|Cooperative Classification||Y10T74/20822, Y10T403/69, Y10T74/20792, Y10T74/2078, B62K21/125, Y10T403/32311|
|May 14, 1992||AS||Assignment|
Owner name: PROFILE FOR SPEED, INC., ILLINOIS
Free format text: ASSIGNMENT OF ASSIGNORS INTEREST.;ASSIGNORS:LOBBEZOO, EDWARD A.;MICOLEY, SCOTT H.;REEL/FRAME:006124/0238
Effective date: 19920512
|Feb 11, 1997||REMI||Maintenance fee reminder mailed|
|Jul 6, 1997||LAPS||Lapse for failure to pay maintenance fees|

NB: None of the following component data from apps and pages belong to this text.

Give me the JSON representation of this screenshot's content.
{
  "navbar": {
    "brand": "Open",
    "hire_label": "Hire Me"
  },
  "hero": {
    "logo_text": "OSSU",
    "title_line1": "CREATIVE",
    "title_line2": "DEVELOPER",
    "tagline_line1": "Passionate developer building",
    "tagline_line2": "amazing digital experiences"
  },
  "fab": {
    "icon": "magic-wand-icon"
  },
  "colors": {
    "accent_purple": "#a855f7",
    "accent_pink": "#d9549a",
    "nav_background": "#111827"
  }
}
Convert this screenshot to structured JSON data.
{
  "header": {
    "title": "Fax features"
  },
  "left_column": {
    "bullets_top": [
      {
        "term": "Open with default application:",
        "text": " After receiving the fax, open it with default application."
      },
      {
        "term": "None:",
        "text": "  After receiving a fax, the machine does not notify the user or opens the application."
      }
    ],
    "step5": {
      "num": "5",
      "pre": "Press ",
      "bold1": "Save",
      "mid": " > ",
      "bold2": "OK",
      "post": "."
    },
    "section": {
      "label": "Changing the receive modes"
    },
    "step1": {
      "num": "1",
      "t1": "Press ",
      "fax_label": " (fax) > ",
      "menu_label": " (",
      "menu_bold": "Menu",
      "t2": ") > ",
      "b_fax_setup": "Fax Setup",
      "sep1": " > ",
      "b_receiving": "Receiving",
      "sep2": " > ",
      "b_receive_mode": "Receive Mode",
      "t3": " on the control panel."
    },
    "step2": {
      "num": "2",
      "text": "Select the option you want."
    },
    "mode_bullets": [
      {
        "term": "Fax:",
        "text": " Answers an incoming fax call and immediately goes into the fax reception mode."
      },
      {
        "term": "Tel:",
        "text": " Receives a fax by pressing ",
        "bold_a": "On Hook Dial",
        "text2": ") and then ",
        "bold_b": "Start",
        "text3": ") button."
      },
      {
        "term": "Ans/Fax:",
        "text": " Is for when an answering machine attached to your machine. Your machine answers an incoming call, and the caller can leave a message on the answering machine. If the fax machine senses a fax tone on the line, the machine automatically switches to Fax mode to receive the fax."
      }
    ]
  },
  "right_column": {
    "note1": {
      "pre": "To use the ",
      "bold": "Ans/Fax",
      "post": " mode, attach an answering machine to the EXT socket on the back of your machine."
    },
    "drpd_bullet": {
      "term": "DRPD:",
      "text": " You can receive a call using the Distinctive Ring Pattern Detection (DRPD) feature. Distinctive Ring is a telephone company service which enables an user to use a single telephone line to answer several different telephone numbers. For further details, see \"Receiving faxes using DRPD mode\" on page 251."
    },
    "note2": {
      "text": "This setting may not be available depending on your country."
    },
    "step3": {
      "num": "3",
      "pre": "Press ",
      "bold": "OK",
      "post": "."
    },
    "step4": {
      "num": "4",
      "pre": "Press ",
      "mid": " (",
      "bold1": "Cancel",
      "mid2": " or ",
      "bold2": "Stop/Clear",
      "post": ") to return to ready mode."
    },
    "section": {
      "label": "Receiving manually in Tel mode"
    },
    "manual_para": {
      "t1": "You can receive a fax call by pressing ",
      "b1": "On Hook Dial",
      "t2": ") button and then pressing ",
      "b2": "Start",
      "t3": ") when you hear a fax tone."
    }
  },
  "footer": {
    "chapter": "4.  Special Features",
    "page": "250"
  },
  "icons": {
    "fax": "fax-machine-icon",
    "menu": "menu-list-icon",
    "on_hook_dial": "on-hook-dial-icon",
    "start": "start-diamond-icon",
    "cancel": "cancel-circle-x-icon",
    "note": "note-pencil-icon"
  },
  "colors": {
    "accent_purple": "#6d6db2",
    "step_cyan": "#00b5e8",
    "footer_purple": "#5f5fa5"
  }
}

|Sep 16, 1997||FP||Expired due to failure to pay maintenance fee|
Effective date: 19970709
|Dec 5, 2003||AS||Assignment|
Owner name: PROFILE DESIGN, LLC, CALIFORNIA
Free format text: ASSIGNMENT OF ASSIGNORS INTEREST;ASSIGNOR:PROFILE FOR SPEED, INC., FDBA PROFILE FOR SPEED;REEL/FRAME:014178/0032
Effective date: 20031105